Nineteen US states have introduced bills that would curb freedom of expression and the right to protest since Donald Trump’s election as president, an “alarming and undemocratic” trend, UN human rights investigators say.
Maina Kiai and David Kaye, independent UN experts on freedom of peaceful assembly and expression, said on Thursday the moves were incompatible with international human rights law.
“The trend also threatens to jeopardise one of the United States’ constitutional pillars: free speech,” they said in a statement, calling for action to reverse such legislation.
“From the Black Lives Matter movement, to the environmental and Native American movements in opposition to the Dakota Access oil pipeline, and the Women’s Marches, individuals and organisations across [American] society have mobilised in peaceful protests,” Kiai and Kaye said.
The UN experts said it was Americans’ fundamental right to protest, but the bills in Republican-governed states such as Indiana, Arkansas, Florida, Georgia, Indiana, Iowa, Michigan and Missouri sought to stop them exercising that right.
Several bills proposed in Colorado, North Dakota, and Oklahoma targeted opponents of the Dakota Access Pipeline in North Dakota and would have “a chilling effect on environmental protesters”, the experts said.
Last month, dozens of armed US law enforcement officers swept through a protest camp near the site of the pipeline, clearing the gathering that for months served as a base of opposition to the multi-billion-dollar project.
In Missouri, a bill proposed a seven-year prison term for “unlawful obstruction of traffic”, while the Minnesota bill would criminalise peaceful protesters for participating in demonstrations that subsequently turned violent.
The UN experts said there was no such thing as a violent protest, only violent protesters. “One person’s decision to resort to violence does not strip other protesters of their right to freedom of peaceful assembly,” Kaye and Kiai said.
Supporters of the US state legislative action say it sums up the frustration some people feel about protests that get in the way of daily lives, and reflects a wish to maintain public safety.
Free speech advocates say the bills are worrying, seeing them as opening the way to criminalising peaceful protests.
Meanwhile, Trump’s former national security advisor, Michael Flynn, has offered to testify before congressional committees probing potential ties between the Trump campaign and Russia but wants protection against “unfair prosecution,” his lawyer has said.
Flynn was forced to resign as Trump’s national security advisor in February over contacts with Russian officials.
“General Flynn certainly has a story to tell, and he very much wants to tell it, should the circumstances permit,” said a statement on Thursday from Flynn’s lawyer, Robert Kelner.
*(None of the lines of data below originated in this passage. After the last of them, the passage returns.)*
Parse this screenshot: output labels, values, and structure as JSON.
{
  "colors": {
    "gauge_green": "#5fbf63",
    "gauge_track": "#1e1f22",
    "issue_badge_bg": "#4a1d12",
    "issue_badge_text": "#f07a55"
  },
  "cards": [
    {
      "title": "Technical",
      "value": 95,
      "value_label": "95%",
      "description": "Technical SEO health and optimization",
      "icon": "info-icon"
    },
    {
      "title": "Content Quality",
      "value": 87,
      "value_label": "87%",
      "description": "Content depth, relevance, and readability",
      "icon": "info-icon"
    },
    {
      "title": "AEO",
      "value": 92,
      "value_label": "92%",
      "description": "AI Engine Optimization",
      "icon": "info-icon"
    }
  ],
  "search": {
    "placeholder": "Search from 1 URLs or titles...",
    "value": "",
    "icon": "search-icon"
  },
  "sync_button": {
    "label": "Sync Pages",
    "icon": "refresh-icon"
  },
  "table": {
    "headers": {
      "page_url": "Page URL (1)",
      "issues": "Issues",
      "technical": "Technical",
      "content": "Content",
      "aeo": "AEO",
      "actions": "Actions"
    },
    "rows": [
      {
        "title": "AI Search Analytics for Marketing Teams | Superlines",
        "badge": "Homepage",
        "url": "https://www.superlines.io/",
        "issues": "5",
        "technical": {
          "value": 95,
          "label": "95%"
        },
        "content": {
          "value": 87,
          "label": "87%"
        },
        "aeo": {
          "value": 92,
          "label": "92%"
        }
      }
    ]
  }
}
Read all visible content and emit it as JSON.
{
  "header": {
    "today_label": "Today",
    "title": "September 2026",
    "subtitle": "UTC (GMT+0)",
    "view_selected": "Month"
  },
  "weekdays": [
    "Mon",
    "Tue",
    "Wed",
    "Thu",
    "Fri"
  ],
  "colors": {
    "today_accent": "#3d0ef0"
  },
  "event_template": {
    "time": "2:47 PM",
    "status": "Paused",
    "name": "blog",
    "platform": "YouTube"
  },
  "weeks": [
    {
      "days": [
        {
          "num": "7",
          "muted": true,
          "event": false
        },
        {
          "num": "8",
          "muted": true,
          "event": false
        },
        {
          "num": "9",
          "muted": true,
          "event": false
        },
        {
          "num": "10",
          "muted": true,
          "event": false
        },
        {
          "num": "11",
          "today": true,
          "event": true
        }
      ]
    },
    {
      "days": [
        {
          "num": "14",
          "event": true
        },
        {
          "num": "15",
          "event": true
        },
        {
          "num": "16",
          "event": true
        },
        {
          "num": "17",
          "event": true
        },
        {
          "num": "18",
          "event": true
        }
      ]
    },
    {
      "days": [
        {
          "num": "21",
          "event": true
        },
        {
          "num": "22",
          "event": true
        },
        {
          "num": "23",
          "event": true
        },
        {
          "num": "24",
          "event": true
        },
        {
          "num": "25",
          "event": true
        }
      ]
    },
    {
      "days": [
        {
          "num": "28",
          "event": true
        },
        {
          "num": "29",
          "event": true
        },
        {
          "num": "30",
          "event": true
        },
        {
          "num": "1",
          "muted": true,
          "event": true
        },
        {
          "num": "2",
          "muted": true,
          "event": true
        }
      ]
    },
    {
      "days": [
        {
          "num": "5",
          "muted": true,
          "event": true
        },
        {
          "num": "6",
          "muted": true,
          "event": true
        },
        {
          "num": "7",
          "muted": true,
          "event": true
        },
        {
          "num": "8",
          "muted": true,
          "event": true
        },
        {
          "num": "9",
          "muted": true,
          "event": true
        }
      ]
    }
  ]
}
Testimony from Flynn could help shed light on the conversations he had with Russian Ambassador to the United States Sergey Kisylak last year when he was the national security advisor for Trump’s presidential campaign.
Kelner said discussions had taken place about Flynn’s availability to testify with officials of the intelligence committees of both the US Senate and the House of Representatives.
Both committees are investigating allegations of Russian meddling in the US election campaign last year as well as possible ties between the Trump campaign and Russians.
Flynn stepped down after revelations that he had failed to disclose talks with the Russian ambassador before Trump took office about US sanctions on Moscow and mislead Vice President Mike Pence about the conversations.
Questions remain about the scope of the discussions and what other contacts took place between other Trump advisors with the Russians.
Earlier this week, the White House disclosed that Trump’s son-in-law and White House senior advisor, Jared Kushner, met executives of Russian state development bank Vnesheconombank, or VEB, in December.
During a US Senate Intelligence Committee hearing on Thursday, Democratic Senator Mark Warner alleged that Russia attempted to undermine the 2016 US presidential election with a propaganda campaign “on steroids”, using trolls and networks of hacked or infected devices to flood social media with disinformation.
US intelligence agencies have said Russia hacked emails of senior Democrats and orchestrated the release of embarrassing information in a bid to tip the presidential election in favour of Trump, whose views were seen as more in line with the Moscow’s.
Russian President Vladimir Putin denied the accusations on Thursday calling them “lies”. When asked if Russia interfered in the US vote Putin said, “Read my lips: No.”
White House spokesman Sean Spicer earlier this week downplayed questions about Russia ties .
“If the president puts Russian salad dressing on his salad tonight, somehow that’s a Russia connection,” he said in an exchange with reporters.